*Exercise details:*
The reply must return each line of the data exactly.

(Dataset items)
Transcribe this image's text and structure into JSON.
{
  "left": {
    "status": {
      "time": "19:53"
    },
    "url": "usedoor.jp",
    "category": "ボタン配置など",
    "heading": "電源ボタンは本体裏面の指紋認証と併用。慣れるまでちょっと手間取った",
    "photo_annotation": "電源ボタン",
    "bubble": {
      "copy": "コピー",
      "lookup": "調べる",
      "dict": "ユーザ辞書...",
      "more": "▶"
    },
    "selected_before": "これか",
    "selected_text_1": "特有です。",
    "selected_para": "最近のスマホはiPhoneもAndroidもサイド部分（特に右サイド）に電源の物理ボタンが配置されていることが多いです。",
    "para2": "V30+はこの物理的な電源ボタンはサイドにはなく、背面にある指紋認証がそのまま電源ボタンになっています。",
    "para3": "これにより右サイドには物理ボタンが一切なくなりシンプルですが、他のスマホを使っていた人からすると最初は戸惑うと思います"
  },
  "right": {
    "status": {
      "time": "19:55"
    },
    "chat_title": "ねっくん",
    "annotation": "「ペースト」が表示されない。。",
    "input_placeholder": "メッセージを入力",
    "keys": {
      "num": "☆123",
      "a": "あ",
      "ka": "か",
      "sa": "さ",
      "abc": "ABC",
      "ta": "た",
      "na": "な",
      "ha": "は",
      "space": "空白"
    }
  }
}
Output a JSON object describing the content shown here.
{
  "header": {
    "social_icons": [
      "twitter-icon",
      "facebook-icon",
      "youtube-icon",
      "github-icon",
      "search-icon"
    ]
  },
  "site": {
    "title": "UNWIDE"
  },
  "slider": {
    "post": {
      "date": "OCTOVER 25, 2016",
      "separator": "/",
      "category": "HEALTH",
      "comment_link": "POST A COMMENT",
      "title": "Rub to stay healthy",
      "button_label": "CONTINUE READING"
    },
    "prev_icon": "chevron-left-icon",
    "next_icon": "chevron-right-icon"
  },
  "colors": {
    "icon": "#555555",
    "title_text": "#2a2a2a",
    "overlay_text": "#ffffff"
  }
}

*Result of the exercise:*
Transcribe this image's text and structure into JSON.
{
  "left": {
    "status": {
      "time": "19:53"
    },
    "url": "usedoor.jp",
    "category": "ボタン配置など",
    "heading": "電源ボタンは本体裏面の指紋認証と併用。慣れるまでちょっと手間取った",
    "photo_annotation": "電源ボタン",
    "bubble": {
      "copy": "コピー",
      "lookup": "調べる",
      "dict": "ユーザ辞書...",
      "more": "▶"
    },
    "selected_before": "これか",
    "selected_text_1": "特有です。",
    "selected_para": "最近のスマホはiPhoneもAndroidもサイド部分（特に右サイド）に電源の物理ボタンが配置されていることが多いです。",
    "para2": "V30+はこの物理的な電源ボタンはサイドにはなく、背面にある指紋認証がそのまま電源ボタンになっています。",
    "para3": "これにより右サイドには物理ボタンが一切なくなりシンプルですが、他のスマホを使っていた人からすると最初は戸惑うと思います"
  },
  "right": {
    "status": {
      "time": "19:55"
    },
    "chat_title": "ねっくん",
    "annotation": "「ペースト」が表示されない。。",
    "input_placeholder": "メッセージを入力",
    "keys": {
      "num": "☆123",
      "a": "あ",
      "ka": "か",
      "sa": "さ",
      "abc": "ABC",
      "ta": "た",
      "na": "な",
      "ha": "は",
      "space": "空白"
    }
  }
}
Output a JSON object describing the content shown here.
{
  "header": {
    "social_icons": [
      "twitter-icon",
      "facebook-icon",
      "youtube-icon",
      "github-icon",
      "search-icon"
    ]
  },
  "site": {
    "title": "UNWIDE"
  },
  "slider": {
    "post": {
      "date": "OCTOVER 25, 2016",
      "separator": "/",
      "category": "HEALTH",
      "comment_link": "POST A COMMENT",
      "title": "Rub to stay healthy",
      "button_label": "CONTINUE READING"
    },
    "prev_icon": "chevron-left-icon",
    "next_icon": "chevron-right-icon"
  },
  "colors": {
    "icon": "#555555",
    "title_text": "#2a2a2a",
    "overlay_text": "#ffffff"
  }
}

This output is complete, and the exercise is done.